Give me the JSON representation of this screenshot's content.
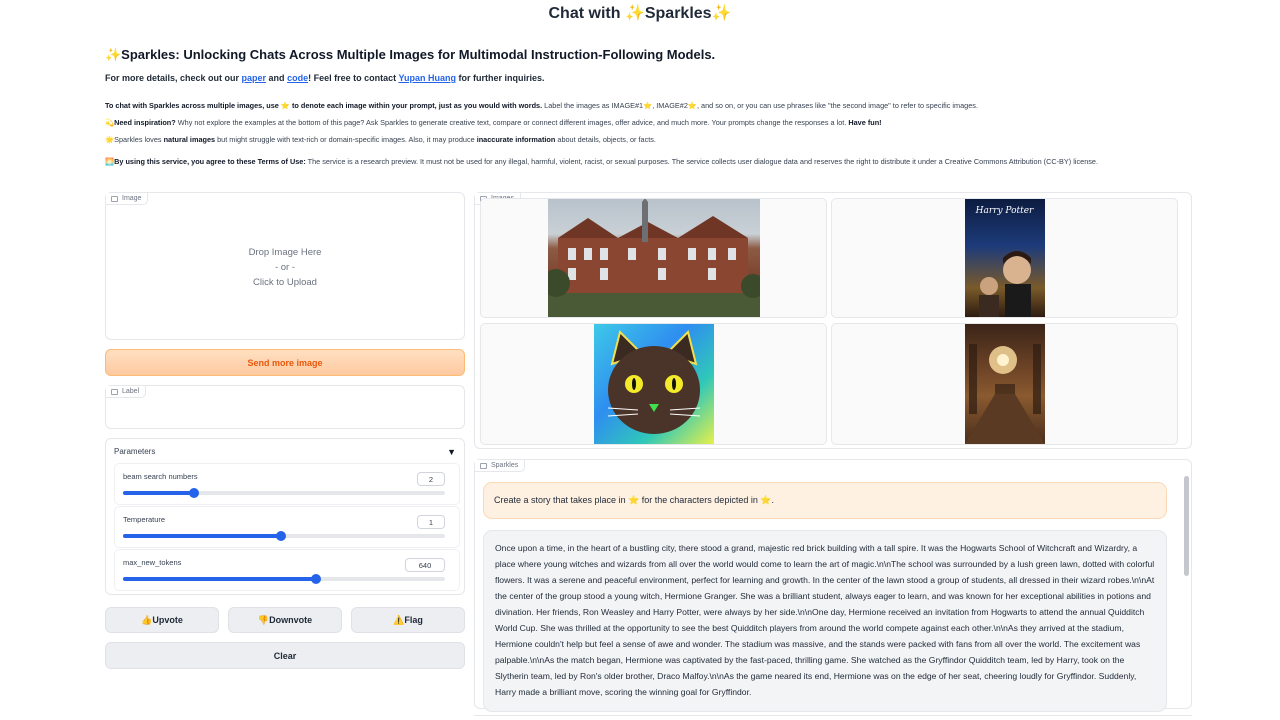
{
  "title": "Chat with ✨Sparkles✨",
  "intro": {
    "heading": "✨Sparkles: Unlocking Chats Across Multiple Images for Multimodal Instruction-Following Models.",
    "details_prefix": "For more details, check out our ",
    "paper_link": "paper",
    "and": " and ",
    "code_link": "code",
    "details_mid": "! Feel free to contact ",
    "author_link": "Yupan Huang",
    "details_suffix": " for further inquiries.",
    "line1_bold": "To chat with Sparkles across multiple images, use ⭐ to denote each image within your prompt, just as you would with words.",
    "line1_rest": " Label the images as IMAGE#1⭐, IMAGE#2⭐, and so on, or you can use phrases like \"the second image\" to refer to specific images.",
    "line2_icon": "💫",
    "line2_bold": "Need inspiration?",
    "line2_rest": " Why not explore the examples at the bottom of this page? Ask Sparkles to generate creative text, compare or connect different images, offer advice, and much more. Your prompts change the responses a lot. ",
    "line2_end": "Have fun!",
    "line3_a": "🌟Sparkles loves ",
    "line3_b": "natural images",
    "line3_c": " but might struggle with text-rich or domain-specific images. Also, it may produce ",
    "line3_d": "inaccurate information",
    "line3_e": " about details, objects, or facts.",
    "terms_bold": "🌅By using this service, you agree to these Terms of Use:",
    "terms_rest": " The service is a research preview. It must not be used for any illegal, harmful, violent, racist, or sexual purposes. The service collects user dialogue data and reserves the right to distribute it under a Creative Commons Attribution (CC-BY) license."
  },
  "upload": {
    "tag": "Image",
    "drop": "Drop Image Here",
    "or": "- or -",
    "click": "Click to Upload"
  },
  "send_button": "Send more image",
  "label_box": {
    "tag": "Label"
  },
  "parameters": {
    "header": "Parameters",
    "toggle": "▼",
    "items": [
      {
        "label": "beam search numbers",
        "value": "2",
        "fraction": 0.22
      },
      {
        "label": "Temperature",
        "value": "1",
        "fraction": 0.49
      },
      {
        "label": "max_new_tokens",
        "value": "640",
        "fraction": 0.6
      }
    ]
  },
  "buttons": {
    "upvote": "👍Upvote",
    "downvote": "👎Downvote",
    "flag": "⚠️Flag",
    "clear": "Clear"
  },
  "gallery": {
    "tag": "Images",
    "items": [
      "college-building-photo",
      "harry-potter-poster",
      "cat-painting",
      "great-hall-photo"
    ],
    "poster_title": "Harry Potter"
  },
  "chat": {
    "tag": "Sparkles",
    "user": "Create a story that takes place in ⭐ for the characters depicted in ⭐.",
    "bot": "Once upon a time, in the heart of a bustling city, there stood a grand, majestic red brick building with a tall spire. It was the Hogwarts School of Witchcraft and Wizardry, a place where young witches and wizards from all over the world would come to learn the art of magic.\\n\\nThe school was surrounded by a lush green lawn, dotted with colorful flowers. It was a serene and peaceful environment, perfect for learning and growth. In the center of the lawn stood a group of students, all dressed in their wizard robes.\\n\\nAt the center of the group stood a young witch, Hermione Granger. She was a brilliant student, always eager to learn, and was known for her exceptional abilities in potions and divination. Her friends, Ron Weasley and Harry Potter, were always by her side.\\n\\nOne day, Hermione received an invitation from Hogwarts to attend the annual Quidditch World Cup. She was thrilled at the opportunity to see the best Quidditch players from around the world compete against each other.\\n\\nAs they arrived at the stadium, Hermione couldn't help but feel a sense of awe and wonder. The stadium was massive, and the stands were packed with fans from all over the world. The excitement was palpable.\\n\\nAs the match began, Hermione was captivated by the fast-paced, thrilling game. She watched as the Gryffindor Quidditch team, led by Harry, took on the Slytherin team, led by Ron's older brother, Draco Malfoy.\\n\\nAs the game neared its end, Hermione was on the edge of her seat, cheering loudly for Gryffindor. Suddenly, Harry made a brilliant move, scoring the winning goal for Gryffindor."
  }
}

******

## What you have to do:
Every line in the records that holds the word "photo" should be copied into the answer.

## Reply:
      "college-building-photo",
      "great-hall-photo"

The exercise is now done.